▶ [Your instructions]:
The full set of records below is to be reproduced without a single alteration.

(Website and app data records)
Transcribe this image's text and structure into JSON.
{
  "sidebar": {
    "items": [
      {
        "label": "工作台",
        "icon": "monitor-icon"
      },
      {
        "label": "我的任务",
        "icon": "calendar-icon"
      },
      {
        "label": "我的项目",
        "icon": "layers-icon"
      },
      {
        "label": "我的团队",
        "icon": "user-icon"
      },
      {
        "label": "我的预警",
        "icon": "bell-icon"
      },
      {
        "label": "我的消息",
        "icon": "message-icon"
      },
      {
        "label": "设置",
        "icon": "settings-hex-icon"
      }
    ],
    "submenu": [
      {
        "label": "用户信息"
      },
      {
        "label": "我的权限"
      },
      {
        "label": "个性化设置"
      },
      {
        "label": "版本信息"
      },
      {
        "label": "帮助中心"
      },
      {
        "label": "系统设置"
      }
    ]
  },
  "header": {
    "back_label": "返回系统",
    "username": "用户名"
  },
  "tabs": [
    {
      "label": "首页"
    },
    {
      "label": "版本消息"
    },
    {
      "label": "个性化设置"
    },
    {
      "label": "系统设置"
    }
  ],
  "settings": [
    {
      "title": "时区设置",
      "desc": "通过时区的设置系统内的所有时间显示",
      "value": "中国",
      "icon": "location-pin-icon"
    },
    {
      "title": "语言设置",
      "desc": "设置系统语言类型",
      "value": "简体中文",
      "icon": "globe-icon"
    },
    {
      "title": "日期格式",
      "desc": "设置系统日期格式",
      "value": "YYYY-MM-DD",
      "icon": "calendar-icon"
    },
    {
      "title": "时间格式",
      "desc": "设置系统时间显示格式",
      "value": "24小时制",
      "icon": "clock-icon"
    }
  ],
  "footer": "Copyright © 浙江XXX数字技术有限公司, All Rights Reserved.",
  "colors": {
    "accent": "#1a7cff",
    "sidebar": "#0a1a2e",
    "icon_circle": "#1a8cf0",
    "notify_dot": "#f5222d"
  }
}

▶ [Task answer]:
Transcribe this image's text and structure into JSON.
{
  "sidebar": {
    "items": [
      {
        "label": "工作台",
        "icon": "monitor-icon"
      },
      {
        "label": "我的任务",
        "icon": "calendar-icon"
      },
      {
        "label": "我的项目",
        "icon": "layers-icon"
      },
      {
        "label": "我的团队",
        "icon": "user-icon"
      },
      {
        "label": "我的预警",
        "icon": "bell-icon"
      },
      {
        "label": "我的消息",
        "icon": "message-icon"
      },
      {
        "label": "设置",
        "icon": "settings-hex-icon"
      }
    ],
    "submenu": [
      {
        "label": "用户信息"
      },
      {
        "label": "我的权限"
      },
      {
        "label": "个性化设置"
      },
      {
        "label": "版本信息"
      },
      {
        "label": "帮助中心"
      },
      {
        "label": "系统设置"
      }
    ]
  },
  "header": {
    "back_label": "返回系统",
    "username": "用户名"
  },
  "tabs": [
    {
      "label": "首页"
    },
    {
      "label": "版本消息"
    },
    {
      "label": "个性化设置"
    },
    {
      "label": "系统设置"
    }
  ],
  "settings": [
    {
      "title": "时区设置",
      "desc": "通过时区的设置系统内的所有时间显示",
      "value": "中国",
      "icon": "location-pin-icon"
    },
    {
      "title": "语言设置",
      "desc": "设置系统语言类型",
      "value": "简体中文",
      "icon": "globe-icon"
    },
    {
      "title": "日期格式",
      "desc": "设置系统日期格式",
      "value": "YYYY-MM-DD",
      "icon": "calendar-icon"
    },
    {
      "title": "时间格式",
      "desc": "设置系统时间显示格式",
      "value": "24小时制",
      "icon": "clock-icon"
    }
  ],
  "footer": "Copyright © 浙江XXX数字技术有限公司, All Rights Reserved.",
  "colors": {
    "accent": "#1a7cff",
    "sidebar": "#0a1a2e",
    "icon_circle": "#1a8cf0",
    "notify_dot": "#f5222d"
  }
}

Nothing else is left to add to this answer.